- At the level of the dermis, already after 30 years the activity of the fibroblasts is reduced and consequently the quantity of substances produced by them is reduced. In fact, fibroblasts synthesize collagen, which constitutes the scaffolding, the support of the skin (with age it changes in quantity and quality), elastin, a protein that makes the skin elastic and extensible within certain limits, which drastically decreases in adulthood. , proteoglycans, including hyaluronic acid, substances capable of retaining considerable quantities of water which, when swollen, form a sort of gel that gives firmness to the skin tissue. They are present in high quantities in childhood, but undergo a constant reduction starting from adolescence.
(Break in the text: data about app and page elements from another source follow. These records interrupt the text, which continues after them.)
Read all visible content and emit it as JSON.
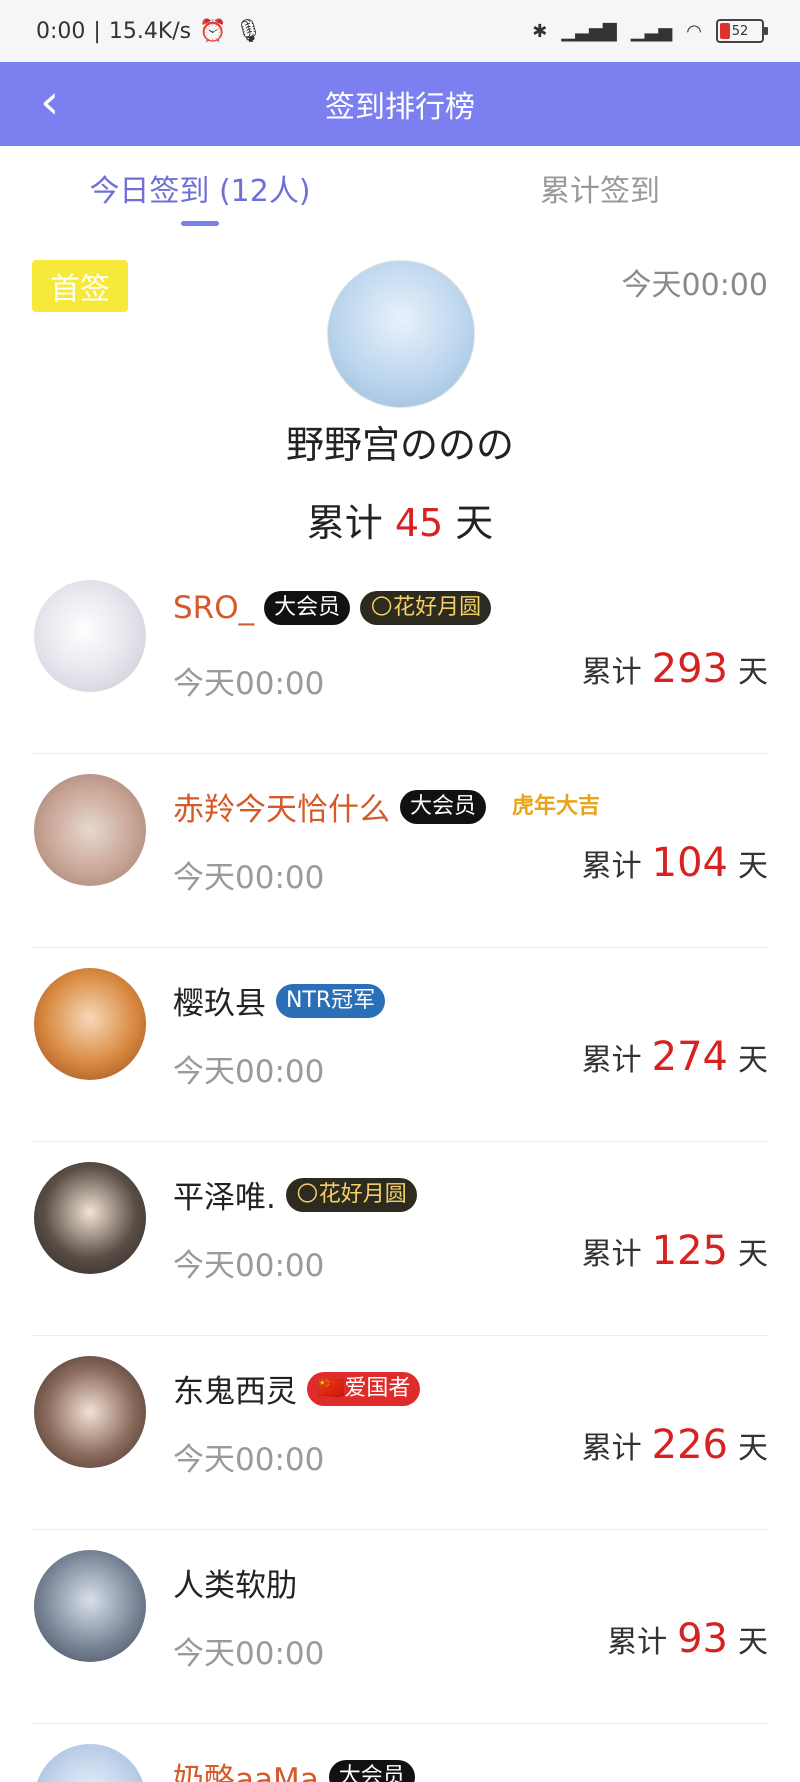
{
  "status_bar": {
    "time": "0:00",
    "speed": "15.4K/s",
    "battery": "52"
  },
  "header": {
    "title": "签到排行榜"
  },
  "tabs": [
    {
      "label": "今日签到 (12人)"
    },
    {
      "label": "累计签到"
    }
  ],
  "first_sign": {
    "badge": "首签",
    "time": "今天00:00",
    "name": "野野宫ののの",
    "total_prefix": "累计",
    "total_days": "45",
    "total_suffix": "天"
  },
  "colors": {
    "accent": "#7b7ff0",
    "highlight_red": "#d82222",
    "orange_name": "#d45a2a"
  },
  "rows": [
    {
      "name": "SRO_",
      "badges": [
        "大会员",
        "花好月圆"
      ],
      "time": "今天00:00",
      "total_prefix": "累计",
      "days": "293",
      "suffix": "天"
    },
    {
      "name": "赤羚今天恰什么",
      "badges": [
        "大会员",
        "虎年大吉"
      ],
      "time": "今天00:00",
      "total_prefix": "累计",
      "days": "104",
      "suffix": "天"
    },
    {
      "name": "樱玖县",
      "badges": [
        "NTR冠军"
      ],
      "time": "今天00:00",
      "total_prefix": "累计",
      "days": "274",
      "suffix": "天"
    },
    {
      "name": "平泽唯.",
      "badges": [
        "花好月圆"
      ],
      "time": "今天00:00",
      "total_prefix": "累计",
      "days": "125",
      "suffix": "天"
    },
    {
      "name": "东鬼西灵",
      "badges": [
        "爱国者"
      ],
      "time": "今天00:00",
      "total_prefix": "累计",
      "days": "226",
      "suffix": "天"
    },
    {
      "name": "人类软肋",
      "badges": [],
      "time": "今天00:00",
      "total_prefix": "累计",
      "days": "93",
      "suffix": "天"
    },
    {
      "name": "奶酪aaMa",
      "badges": [
        "大会员"
      ],
      "time": "",
      "total_prefix": "",
      "days": "",
      "suffix": ""
    }
  ]
}
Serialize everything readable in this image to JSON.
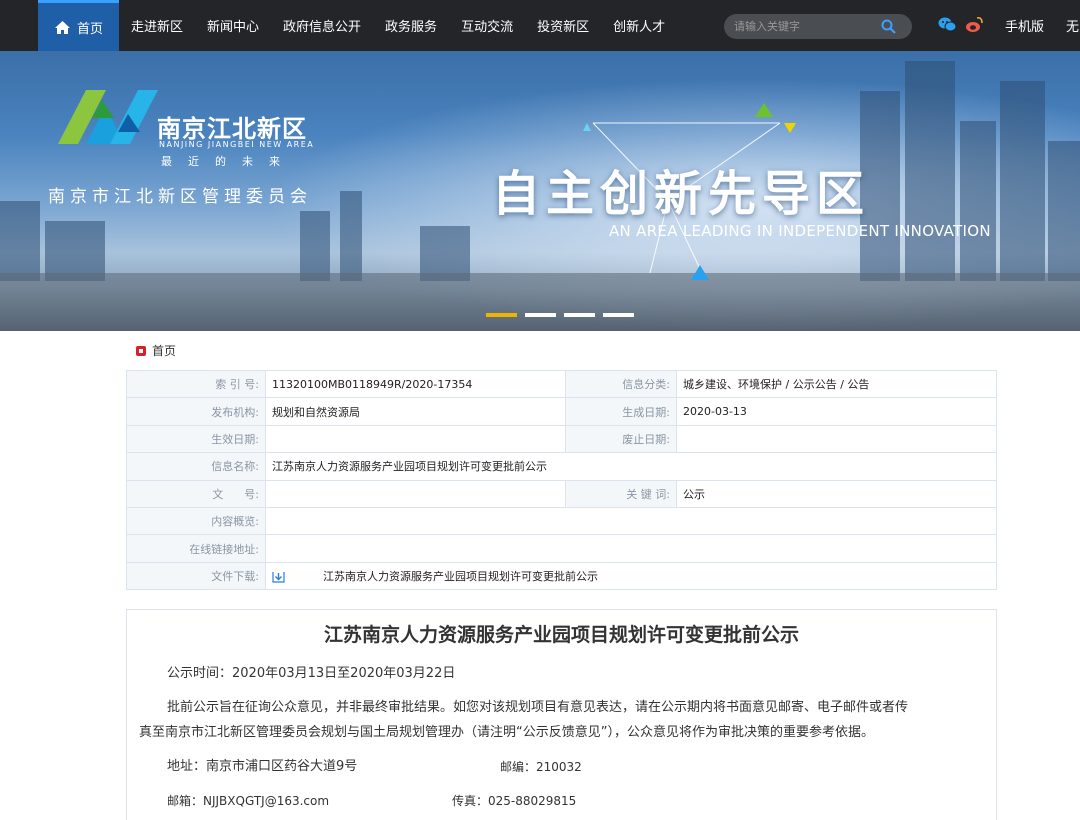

Clearly, as this substance decreases, less water will be retained and therefore, the fabric will appear less stretched and supported.
- Hypodermis: the subcutaneous fatty tissue is reduced.
Skin aging also involves a slowing down of circulatory activity in the dermis, which obviously is reflected in the epidermis, consequently there is a lower supply of nutrients to the cells and a greater permanence of waste, which behave like toxins.
A further effect associated with it is the decrease in the immune defenses, in fact the decrease in the secretions of the sweat and sebaceous glands, together with the thinning of the skin, reduces the barrier function, making the body more sensitive to the attack of germs and penetration. of harmful substances.
In addition to the formation of wrinkles, with age there is also a certain fall towards the inside of the skin due to the relaxation of the muscles and therefore to the loss of muscle tone.


Most "gold" answers:
Insufficient surface hydrolipidic film, following a deficit in the activity of the sebaceous and sweat glands. Use cosmetic products that allow to rebuild the water reserve in the stratum corneum, opposing an excessive trans-epidermal loss and allow the hydrolipidic film to be reintegrated. Use mild detergents.
Most "pink" answers:
Normal or sensitive skin, easily irritable or reactive when subjected to stress. To restore the physiological balance, Alkemilla recommends:
Most "blue" answers:
Avoid too aggressive hygienic cleansing practices and use detergents that dissolve and remove the sebaceous film in a very mild way. Alkemilla recommends: